Work instructions -
Copy out every line of the data where the word "JSON" is found.

Dataset entries -
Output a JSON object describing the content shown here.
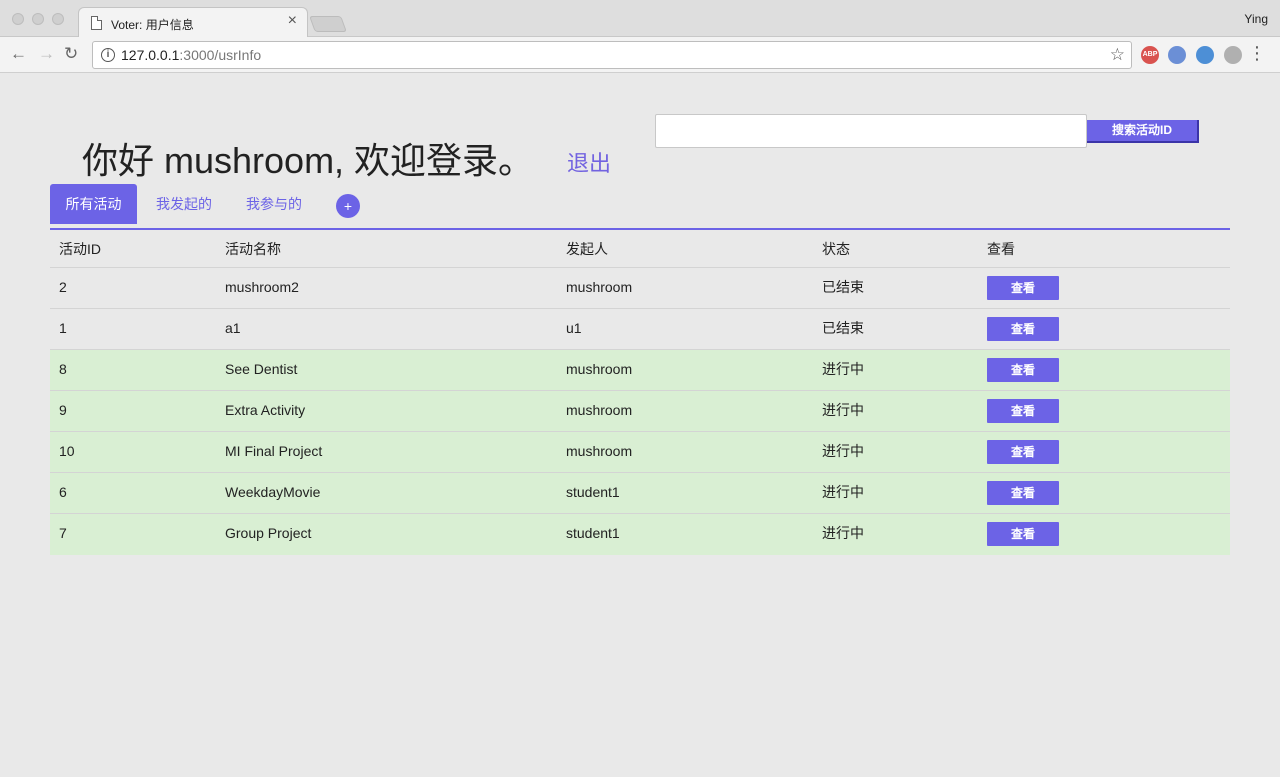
{
  "browser": {
    "tab_title": "Voter: 用户信息",
    "profile_name": "Ying",
    "url_host": "127.0.0.1",
    "url_path": ":3000/usrInfo",
    "extensions": [
      {
        "name": "abp-icon",
        "label": "ABP",
        "color": "#d9534f"
      },
      {
        "name": "translate-icon",
        "label": "",
        "color": "#6b8fd6"
      },
      {
        "name": "cube-icon",
        "label": "",
        "color": "#4d8fd6"
      },
      {
        "name": "atom-icon",
        "label": "",
        "color": "#b0b0b0"
      }
    ]
  },
  "header": {
    "greeting": "你好 mushroom, 欢迎登录。",
    "logout_label": "退出"
  },
  "search": {
    "placeholder": "",
    "value": "",
    "button_label": "搜索活动ID"
  },
  "tabs": [
    {
      "label": "所有活动",
      "active": true
    },
    {
      "label": "我发起的",
      "active": false
    },
    {
      "label": "我参与的",
      "active": false
    }
  ],
  "add_label": "+",
  "table": {
    "columns": [
      "活动ID",
      "活动名称",
      "发起人",
      "状态",
      "查看"
    ],
    "rows": [
      {
        "id": "2",
        "name": "mushroom2",
        "owner": "mushroom",
        "status": "已结束",
        "action": "查看",
        "ongoing": false
      },
      {
        "id": "1",
        "name": "a1",
        "owner": "u1",
        "status": "已结束",
        "action": "查看",
        "ongoing": false
      },
      {
        "id": "8",
        "name": "See Dentist",
        "owner": "mushroom",
        "status": "进行中",
        "action": "查看",
        "ongoing": true
      },
      {
        "id": "9",
        "name": "Extra Activity",
        "owner": "mushroom",
        "status": "进行中",
        "action": "查看",
        "ongoing": true
      },
      {
        "id": "10",
        "name": "MI Final Project",
        "owner": "mushroom",
        "status": "进行中",
        "action": "查看",
        "ongoing": true
      },
      {
        "id": "6",
        "name": "WeekdayMovie",
        "owner": "student1",
        "status": "进行中",
        "action": "查看",
        "ongoing": true
      },
      {
        "id": "7",
        "name": "Group Project",
        "owner": "student1",
        "status": "进行中",
        "action": "查看",
        "ongoing": true
      }
    ]
  },
  "colors": {
    "accent": "#6c63e6",
    "ongoing_row": "#d9efd3"
  }
}
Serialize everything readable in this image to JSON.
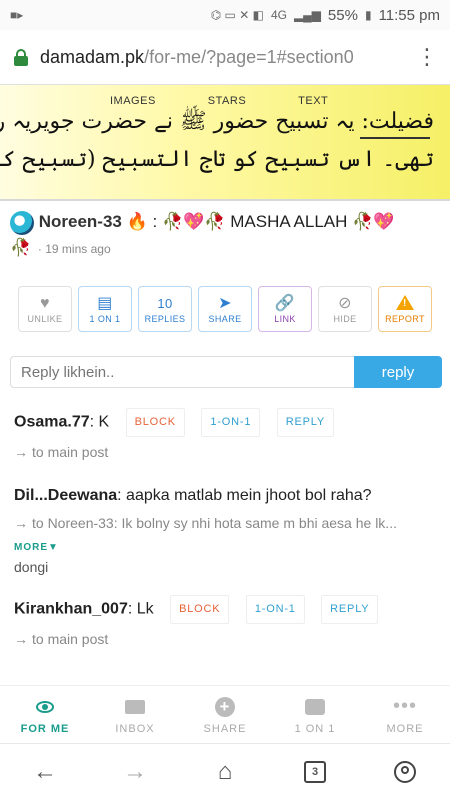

Response for this exercise -
Output a JSON object describing the content shown here.
Serialize everything readable in this image to JSON.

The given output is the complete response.